Rwanda

Rwanda Travel Guide

Introduction

A country that had become tragically synonymous with one of the worst human tragedies of the 20th century, Rwanda has slowly recovered since the horrible events of 1994, which saw upwards of a million Tutsis killed because they had the wrong ethnic background.

There are some attractions that pay homage to this set back in human progress, but it is far from all this country has to offer. From gorgeous lakes to misty mountains containing legendary gorillas, the Central African nation may still be healing from its past, but it is most certainly open for business.

Currency: Rwandan Francs
Languages: Kinyarwanda, French, English

What To Do

Start your time in Rwanda on a sombre note by paying your respects at the Kigali Genocide Memorial. 1994 was a year that most people in this country would rather soon forget, as an assassination of a key government leader touched off a bloody genocide that claimed the lives of more than one million Tutsis.

The remains of over a quarter of a million of these are interred on the site of the Kigali Genocide Memorial, with plenty of skulls on display in this museum’s exhibits to remind you of the horrors that took place little more than twenty years ago.

To get a better handle on this country’s history, spend some time perusing the halls of the National Museum of Rwanda. Also known as the Ethnographic Museum, this institution in the city of Butare was a gift from Belgium to commemorate Rwanda’s 25 years of independence in 1989.

One of this country’s most beautiful structures, you’ll learn about everything about how life was lived here prior to its pre-colonial days, from the agriculture they practised to the dances that they still perform.

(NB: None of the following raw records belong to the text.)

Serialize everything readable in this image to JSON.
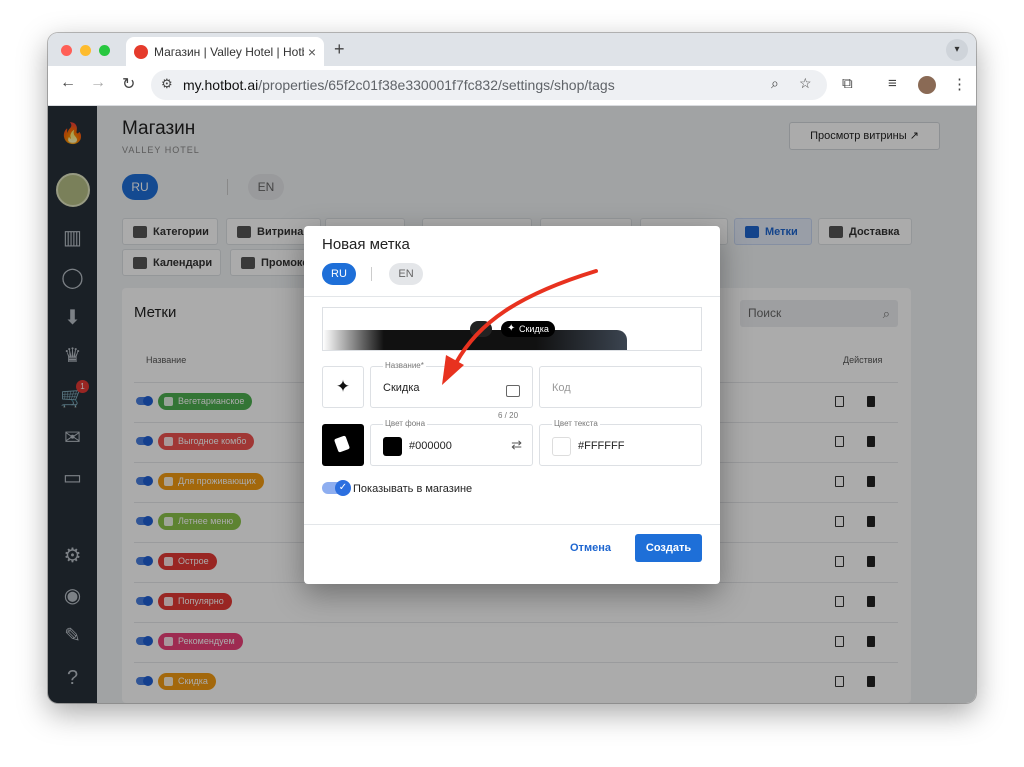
{
  "browser": {
    "tab_title": "Магазин | Valley Hotel | Hotbot",
    "close_glyph": "×",
    "newtab_glyph": "+",
    "url_host": "my.hotbot.ai",
    "url_path": "/properties/65f2c01f38e330001f7fc832/settings/shop/tags"
  },
  "header": {
    "title": "Магазин",
    "subtitle": "VALLEY HOTEL",
    "preview_button": "Просмотр витрины ↗"
  },
  "langs": {
    "ru": "RU",
    "en": "EN"
  },
  "nav_tabs": [
    {
      "label": "Категории"
    },
    {
      "label": "Витрина"
    },
    {
      "label": "Метки"
    },
    {
      "label": "Доставка"
    },
    {
      "label": "Календари"
    },
    {
      "label": "Промокоды"
    }
  ],
  "sidebar": {
    "cart_badge": "1"
  },
  "tags_card": {
    "title": "Метки",
    "search_placeholder": "Поиск",
    "col_name": "Название",
    "col_actions": "Действия",
    "rows": [
      {
        "label": "Вегетарианское",
        "color": "#4caf50"
      },
      {
        "label": "Выгодное комбо",
        "color": "#ef5350"
      },
      {
        "label": "Для проживающих",
        "color": "#f39c12"
      },
      {
        "label": "Летнее меню",
        "color": "#8bc34a"
      },
      {
        "label": "Острое",
        "color": "#e53935"
      },
      {
        "label": "Популярно",
        "color": "#e53935"
      },
      {
        "label": "Рекомендуем",
        "color": "#ec407a"
      },
      {
        "label": "Скидка",
        "color": "#f39c12"
      }
    ]
  },
  "modal": {
    "title": "Новая метка",
    "lang_ru": "RU",
    "lang_en": "EN",
    "preview_chip_label": "Скидка",
    "name_label": "Название*",
    "name_value": "Скидка",
    "name_counter": "6 / 20",
    "code_placeholder": "Код",
    "bg_color_label": "Цвет фона",
    "bg_color_value": "#000000",
    "text_color_label": "Цвет текста",
    "text_color_value": "#FFFFFF",
    "show_in_shop": "Показывать в магазине",
    "cancel": "Отмена",
    "create": "Создать",
    "icon": "sparkles-icon"
  },
  "colors": {
    "accent": "#1e6fd8",
    "annotation_arrow": "#e8321f"
  }
}
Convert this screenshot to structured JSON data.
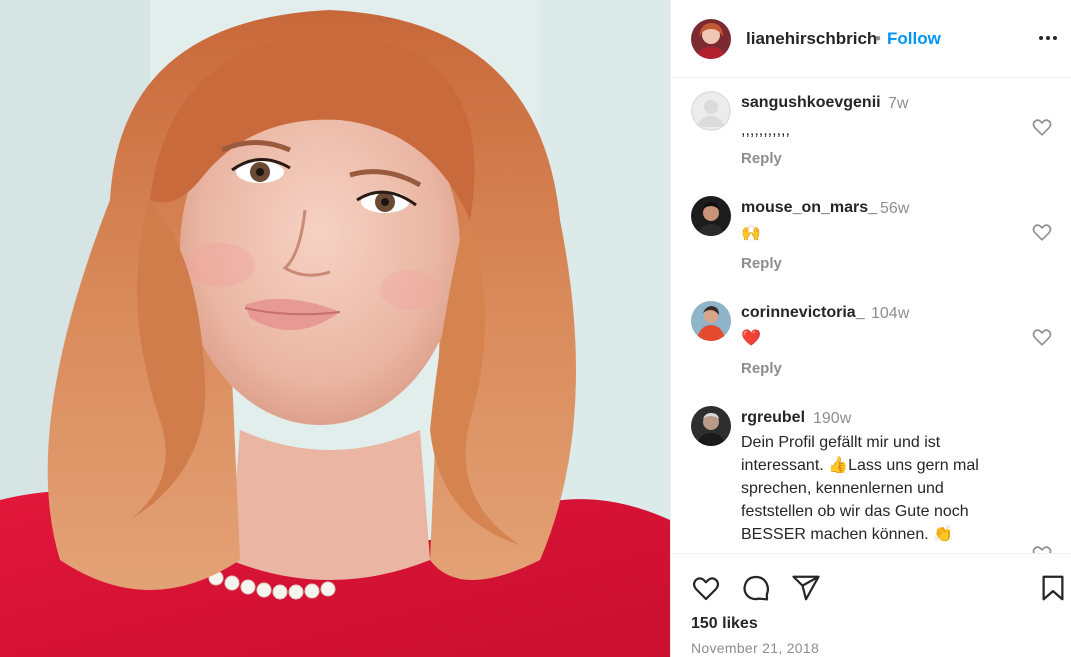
{
  "post": {
    "author": "lianehirschbrich",
    "separator": "•",
    "follow_label": "Follow",
    "more_icon": "more-horizontal-icon"
  },
  "comments": [
    {
      "username": "sangushkoevgenii",
      "time": "7w",
      "text": ",,,,,,,,,,,",
      "reply_label": "Reply"
    },
    {
      "username": "mouse_on_mars_",
      "time": "56w",
      "text": "🙌",
      "reply_label": "Reply"
    },
    {
      "username": "corinnevictoria_",
      "time": "104w",
      "text": "❤️",
      "reply_label": "Reply"
    },
    {
      "username": "rgreubel",
      "time": "190w",
      "text": "Dein Profil gefällt mir und ist interessant. 👍Lass uns gern mal sprechen, kennenlernen und feststellen ob wir das Gute noch BESSER machen können. 👏"
    }
  ],
  "actions": {
    "like_icon": "heart-icon",
    "comment_icon": "comment-icon",
    "share_icon": "share-icon",
    "save_icon": "bookmark-icon"
  },
  "likes": "150 likes",
  "date": "November 21, 2018",
  "colors": {
    "accent": "#0095f6",
    "text": "#262626",
    "muted": "#8e8e8e",
    "border": "#efefef",
    "heart": "#e0202e"
  }
}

Once you have gotten your fill of Rwanda’s cities, make plans to head out to Volcanoes National Park. Named for containing eight volcanoes within the ranges of the Virunga Mountains, it is much better known for being the home of mountain gorillas, which are an increasingly endangered species.

In order to meet them, you must make reservations for a permit, in order to avoid crowding out these special creatures. When you have been approved, you will have to attend a pre-tracking briefing that will go over everything you can and cannot do with the gorillas.

Once you are taken out to meet them, soak it in – to be in their presence is to live out of the most special experiences a human being could ever hope to have with another wild animal.

 

If you haven’t gotten your primate fix after that, then head straight to Nyungwe National Park. It is in this park where you can interact with chimpanzees, which exist within the best-preserved montane rainforest in central Africa.

As our closest genetic cousins, making the effort to connect with this highly social animal should be a priority for anyone who enjoys interacting with wildlife.

Those that want to take in a site that is both breathtaking in the figurative and literal sense will want to make time in their travel itinerary to see Lake Kivu. As gorgeous as this multi-layered lake is, its position straddling the Great Rift Valley has given it volcanic properties that may prove deadly to the people living along its shores one day.

Lake Nyos in Cameroon was a body of water similar to Kivu; the former suffered a massive CO2 gas release in the 1980’s, which killed over 1,800 people as the cloud sucked all the oxygen out of low-lying pockets of land along the lake shore.

For now though, Lake Kivu is a scenic relaxing tourism hotspot, with everything from kayaking to swimming to fishing being possible for visitors.

What to Eat

Those wanting to taste Rwanda’s national dish will want to order a dish with Ugali as a side. A very thick porridge that is common throughout central and southern Africa, this maize-based staple is cooked in boiling liquid until it reaches a consistency where it can be easily scooped by hand.

Served alongside a variety of vegetables and meat, this starch can be easily found throughout Rwanda, making it easy to try.

If you wish to dive deeper into Rwandan cuisine, be sure to ask a local to help you find some Matoke. Another side dish created by cooking green bananas, it is also served along with meat and other main courses in Rwanda.

If you really want to eat something uniquely Rwandan, then be sure to seek out some Ibihaza. In essence, it is made from pumpkins that have been diced into pieces, combined with beans and then boiled up together.

This is done without feeling either the pumpkins or the beans, giving the dish a character that would be missed were to be made by a different culture.